Gabbie Vilda, a bank teller, told ABS-CBN News that people who don't observe health protocols put others at risk.
"I feel anxious going to work," she said. "Kahit gaano ka kaingat for yourself if there are people who lack discipline or can't follow protocols, hawa-hawa na yan."
(No matter how much you take care of yourself, if there are people who lack discipline or can't follow protocols, it will lead to infection.)
Majority or 65 percent of jobs essential to sustaining the economy have a high chance of spreading the virus, according to a University of the Philippines study.
These include health workers and those in the food, agriculture, manufacturing, and service sectors that "require close or regular interaction with people."
The Department of Health released guidelines that require regular disinfection of workplaces, daily monitoring of workers’ temperatures and symptoms and the adoption of alternative working arrangements among others.
Vilda’s employer implements a skeletal workforce, with half working from their homes. The firm provided face masks, alcohol, and hazard pay for those working on location, she said.
Geronimo said her employer, the Department of Public Works and Highways, required all workers to undergo rapid test for the coronavirus. The agency also distributed face masks and installed disinfection mats and sanitizers, she said.
These measures are “enough” if followed and maintained, she said.
“Or limitahan ang pagikot sa mga sites which is ‘di maiiwasan kasi inspector kami ng projects,” she said, adding that she wears a face mask and frequently washes her hands as precaution.
(Or limit going around sites, which can’t be helped because we inspect projects.)
RUSH HOUR RETURNS
Aside from fear of carrying the virus home, Geronimo also dreads the heavy traffic on Monday due to lack of public transport.
She said she was used to availing ride-hailing services such as Angkas and Grab to get to their office in Quezon City before the pandemic hit, but now she can only rely on the family car or the office shuttle.
Anne, the hospital worker who lives in Bulacan, said she would wake up before 5 a.m. Monday to make it to work on time.
“I also feel for those who have no choice but to endure the long hours of waiting in line to get a ride,” she said.
Some 90 buses will be deployed along EDSA, with pick-up and drop-off points in North Avenue and Quezon Avenue in Quezon City, Taft Avenue in Manila, and Ayala in Makati, authorities said.
The pandemic has displaced some 2.5 million workers temporarily or permanently, Labor Secretary Silvestre Bello III earlier said. Up to 10 million workers could lose their jobs, he added.

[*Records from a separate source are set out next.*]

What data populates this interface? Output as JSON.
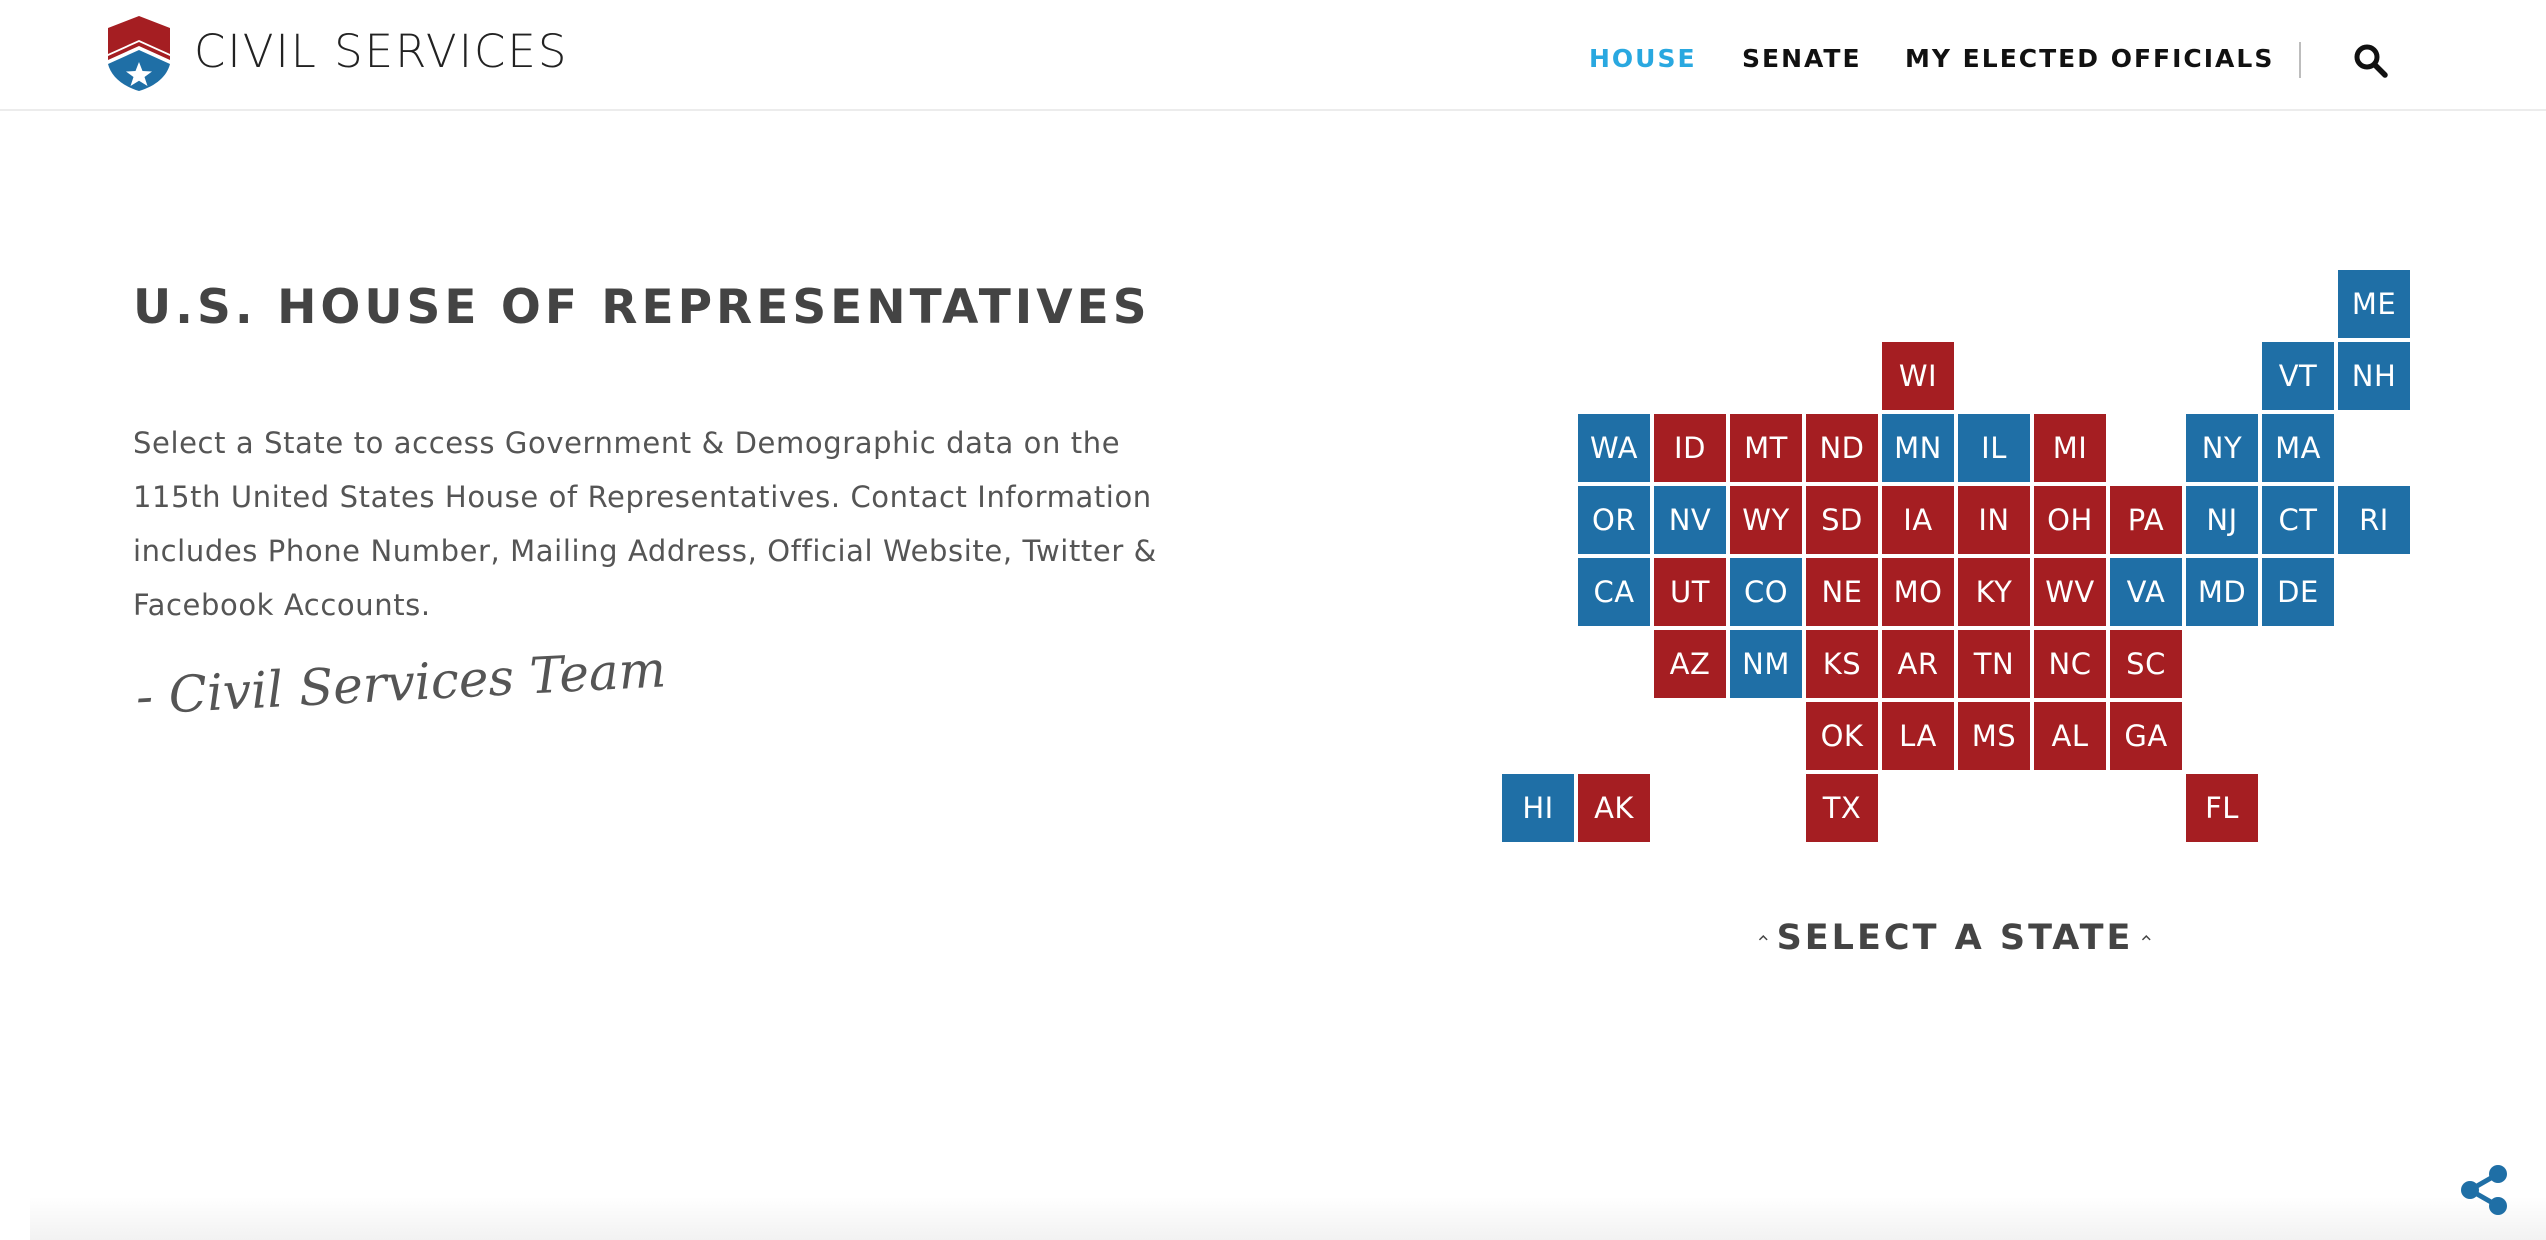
{
  "header": {
    "brand": "CIVIL SERVICES",
    "logo_icon": "shield-star-logo",
    "nav": [
      {
        "label": "HOUSE",
        "active": true
      },
      {
        "label": "SENATE",
        "active": false
      },
      {
        "label": "MY ELECTED OFFICIALS",
        "active": false
      }
    ],
    "search_icon": "search-icon"
  },
  "main": {
    "title": "U.S. HOUSE OF REPRESENTATIVES",
    "description": "Select a State to access Government & Demographic data on the 115th United States House of Representatives. Contact Information includes Phone Number, Mailing Address, Official Website, Twitter & Facebook Accounts.",
    "signature": "- Civil Services Team"
  },
  "map": {
    "colors": {
      "blue": "#1f6fa6",
      "red": "#a51e22"
    },
    "states": [
      {
        "abbr": "ME",
        "color": "blue"
      },
      {
        "abbr": "WI",
        "color": "red"
      },
      {
        "abbr": "VT",
        "color": "blue"
      },
      {
        "abbr": "NH",
        "color": "blue"
      },
      {
        "abbr": "WA",
        "color": "blue"
      },
      {
        "abbr": "ID",
        "color": "red"
      },
      {
        "abbr": "MT",
        "color": "red"
      },
      {
        "abbr": "ND",
        "color": "red"
      },
      {
        "abbr": "MN",
        "color": "blue"
      },
      {
        "abbr": "IL",
        "color": "blue"
      },
      {
        "abbr": "MI",
        "color": "red"
      },
      {
        "abbr": "NY",
        "color": "blue"
      },
      {
        "abbr": "MA",
        "color": "blue"
      },
      {
        "abbr": "OR",
        "color": "blue"
      },
      {
        "abbr": "NV",
        "color": "blue"
      },
      {
        "abbr": "WY",
        "color": "red"
      },
      {
        "abbr": "SD",
        "color": "red"
      },
      {
        "abbr": "IA",
        "color": "red"
      },
      {
        "abbr": "IN",
        "color": "red"
      },
      {
        "abbr": "OH",
        "color": "red"
      },
      {
        "abbr": "PA",
        "color": "red"
      },
      {
        "abbr": "NJ",
        "color": "blue"
      },
      {
        "abbr": "CT",
        "color": "blue"
      },
      {
        "abbr": "RI",
        "color": "blue"
      },
      {
        "abbr": "CA",
        "color": "blue"
      },
      {
        "abbr": "UT",
        "color": "red"
      },
      {
        "abbr": "CO",
        "color": "blue"
      },
      {
        "abbr": "NE",
        "color": "red"
      },
      {
        "abbr": "MO",
        "color": "red"
      },
      {
        "abbr": "KY",
        "color": "red"
      },
      {
        "abbr": "WV",
        "color": "red"
      },
      {
        "abbr": "VA",
        "color": "blue"
      },
      {
        "abbr": "MD",
        "color": "blue"
      },
      {
        "abbr": "DE",
        "color": "blue"
      },
      {
        "abbr": "AZ",
        "color": "red"
      },
      {
        "abbr": "NM",
        "color": "blue"
      },
      {
        "abbr": "KS",
        "color": "red"
      },
      {
        "abbr": "AR",
        "color": "red"
      },
      {
        "abbr": "TN",
        "color": "red"
      },
      {
        "abbr": "NC",
        "color": "red"
      },
      {
        "abbr": "SC",
        "color": "red"
      },
      {
        "abbr": "OK",
        "color": "red"
      },
      {
        "abbr": "LA",
        "color": "red"
      },
      {
        "abbr": "MS",
        "color": "red"
      },
      {
        "abbr": "AL",
        "color": "red"
      },
      {
        "abbr": "GA",
        "color": "red"
      },
      {
        "abbr": "HI",
        "color": "blue"
      },
      {
        "abbr": "AK",
        "color": "red"
      },
      {
        "abbr": "TX",
        "color": "red"
      },
      {
        "abbr": "FL",
        "color": "red"
      }
    ],
    "prompt": "SELECT A STATE",
    "prompt_icon": "chevron-up-icon"
  },
  "share_icon": "share-icon"
}
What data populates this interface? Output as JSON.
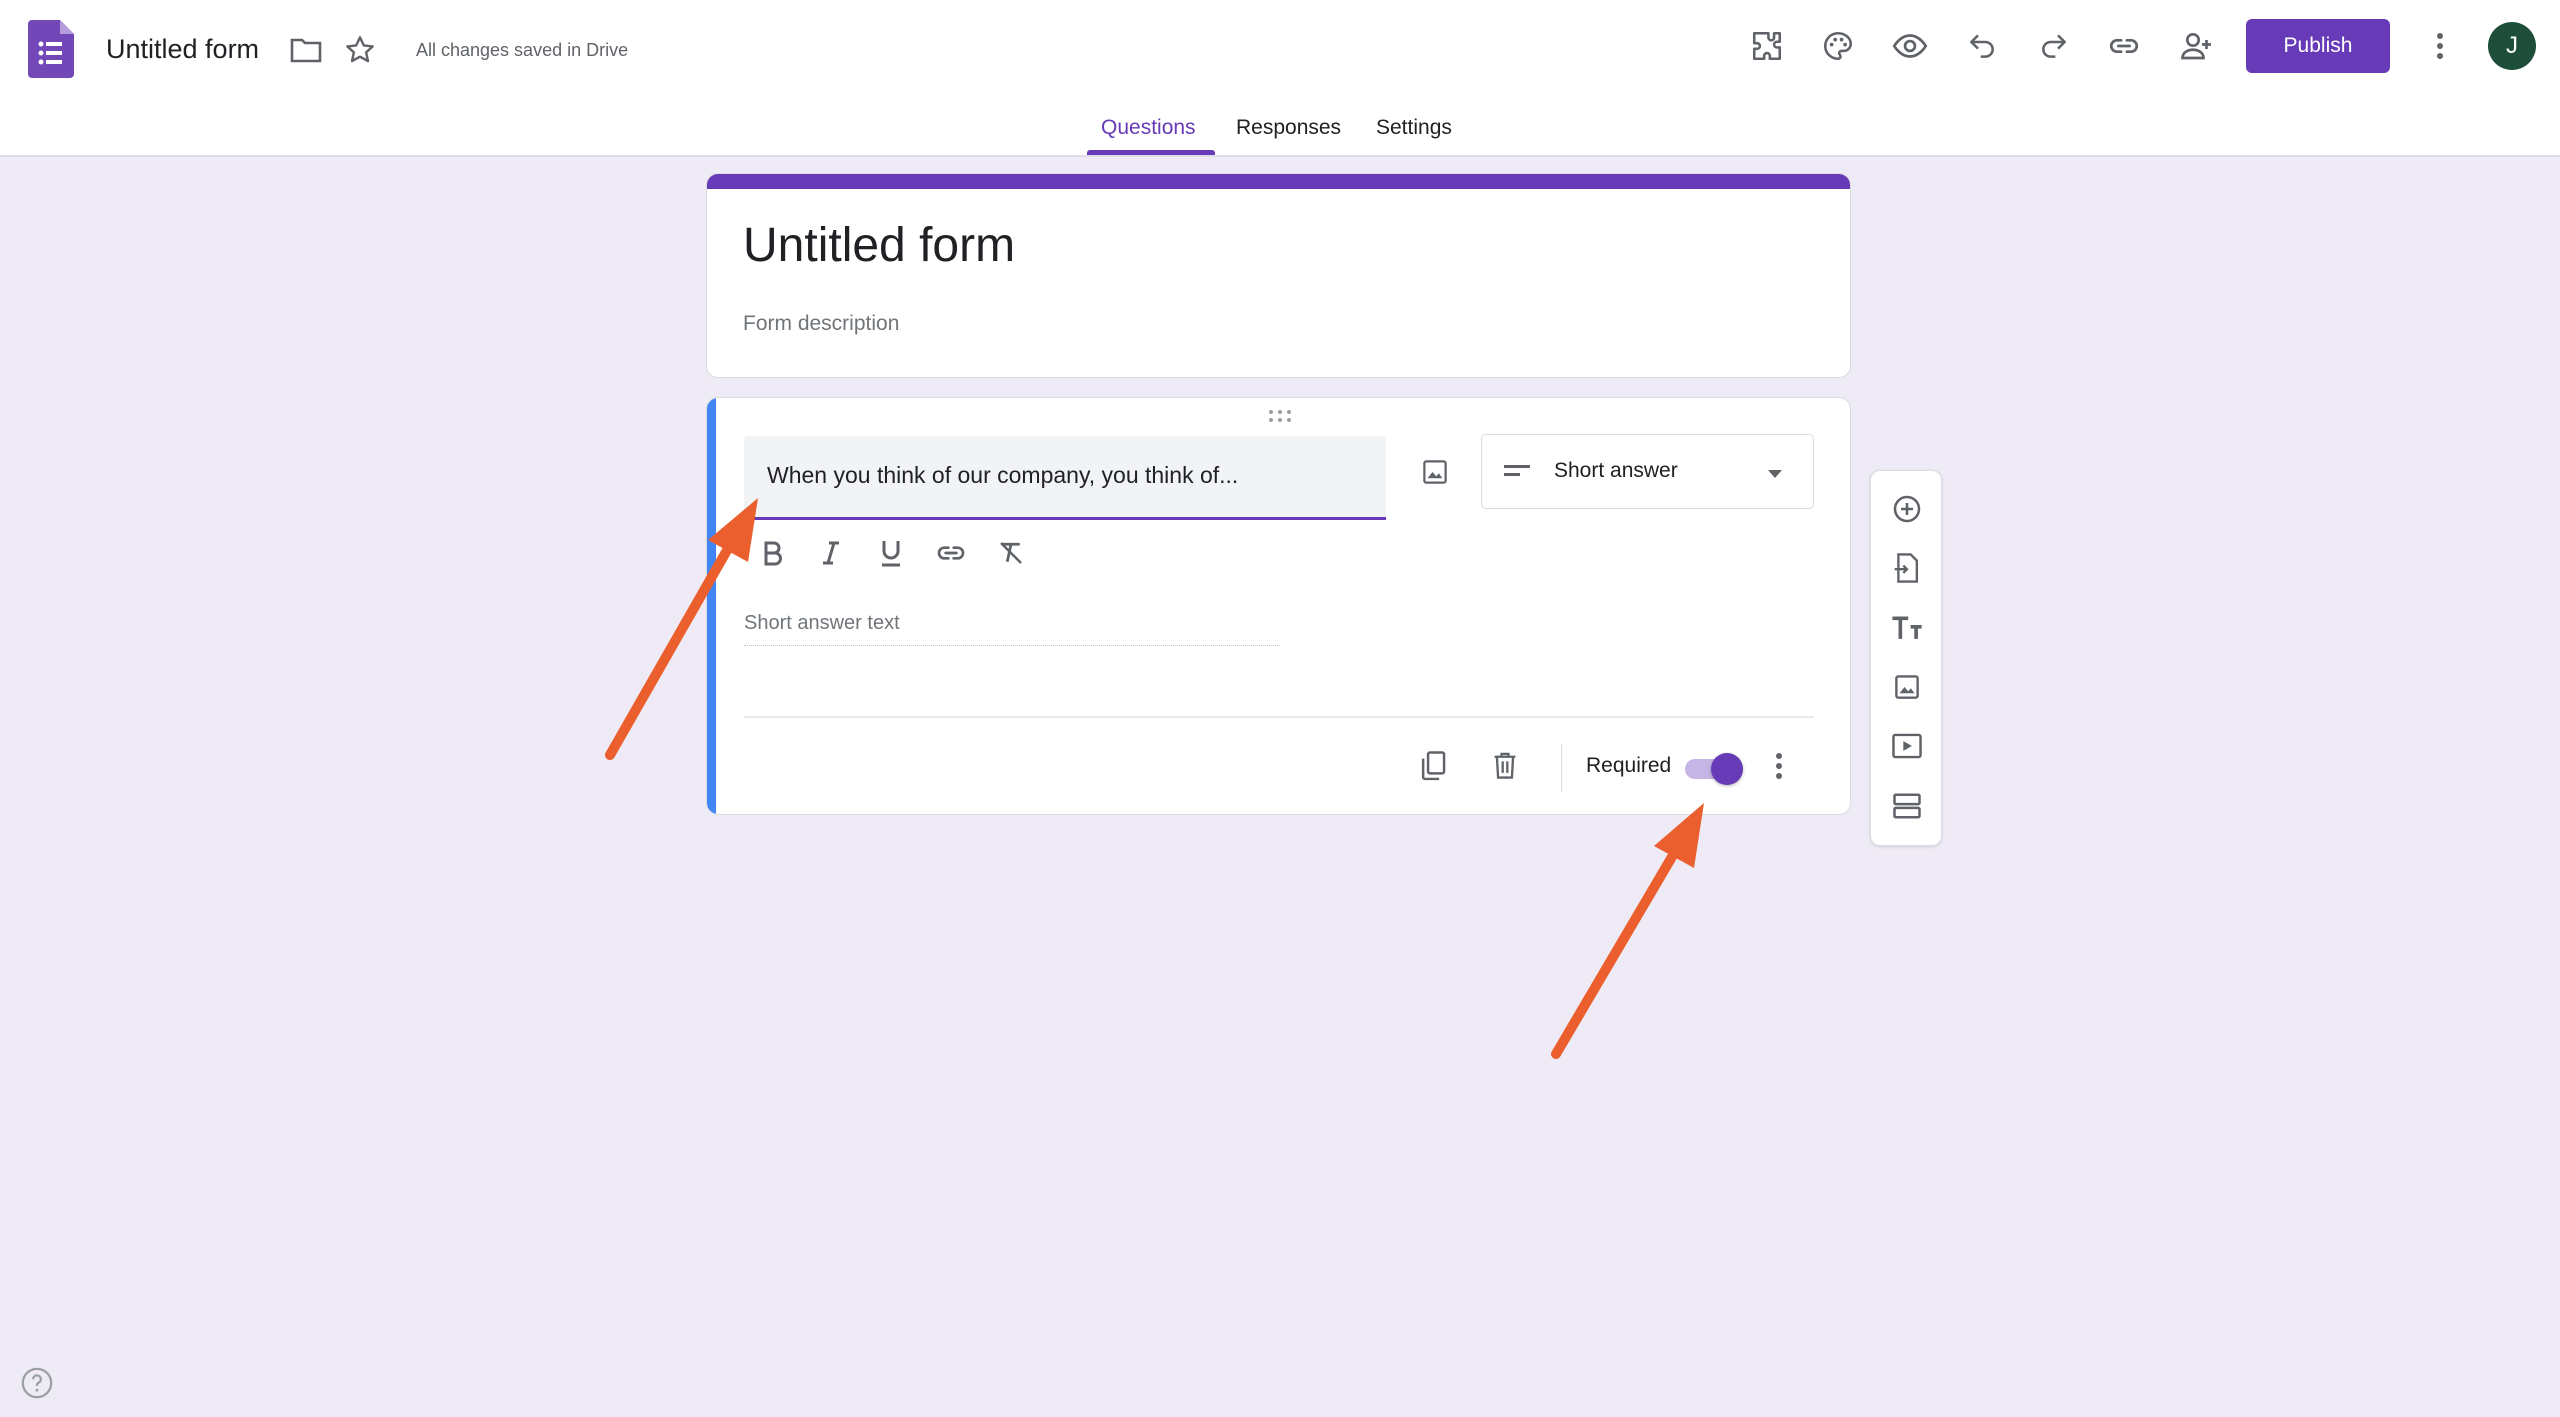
{
  "header": {
    "doc_title": "Untitled form",
    "save_status": "All changes saved in Drive",
    "publish_label": "Publish",
    "avatar_initial": "J",
    "icons": [
      "addons-icon",
      "palette-icon",
      "preview-icon",
      "undo-icon",
      "redo-icon",
      "link-icon",
      "add-collaborator-icon",
      "more-vert-icon"
    ]
  },
  "tabs": [
    {
      "label": "Questions",
      "active": true
    },
    {
      "label": "Responses",
      "active": false
    },
    {
      "label": "Settings",
      "active": false
    }
  ],
  "form": {
    "title": "Untitled form",
    "description_placeholder": "Form description"
  },
  "question": {
    "text": "When you think of our company, you think of...",
    "type": "Short answer",
    "answer_placeholder": "Short answer text",
    "required_label": "Required",
    "required": true
  },
  "side_toolbar": [
    "add-question-icon",
    "import-questions-icon",
    "add-title-icon",
    "add-image-icon",
    "add-video-icon",
    "add-section-icon"
  ],
  "colors": {
    "accent": "#673ab7",
    "question_bar": "#4285f4",
    "background": "#efebf6",
    "annotation_arrow": "#ea5f2d"
  }
}
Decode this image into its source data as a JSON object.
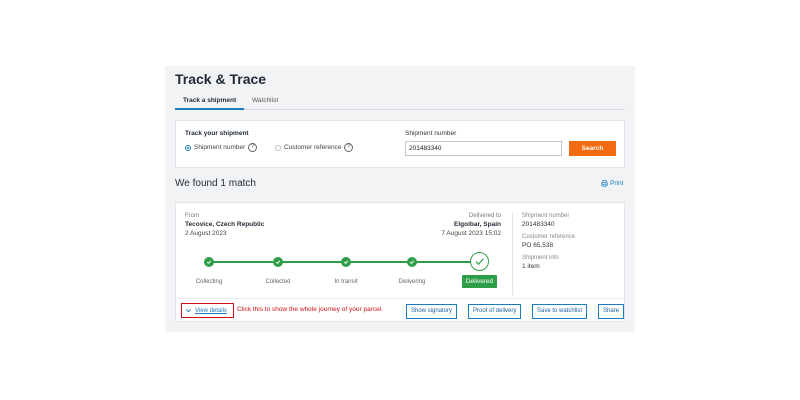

Metro Manila, which accounts for a third of gross domestic product, and southern urban hub Davao City eased its 2-month strict lockdown mid-May to reboot the shrinking economy.
Cebu City remained under enhanced community quarantine but will also shift into GCQ Monday.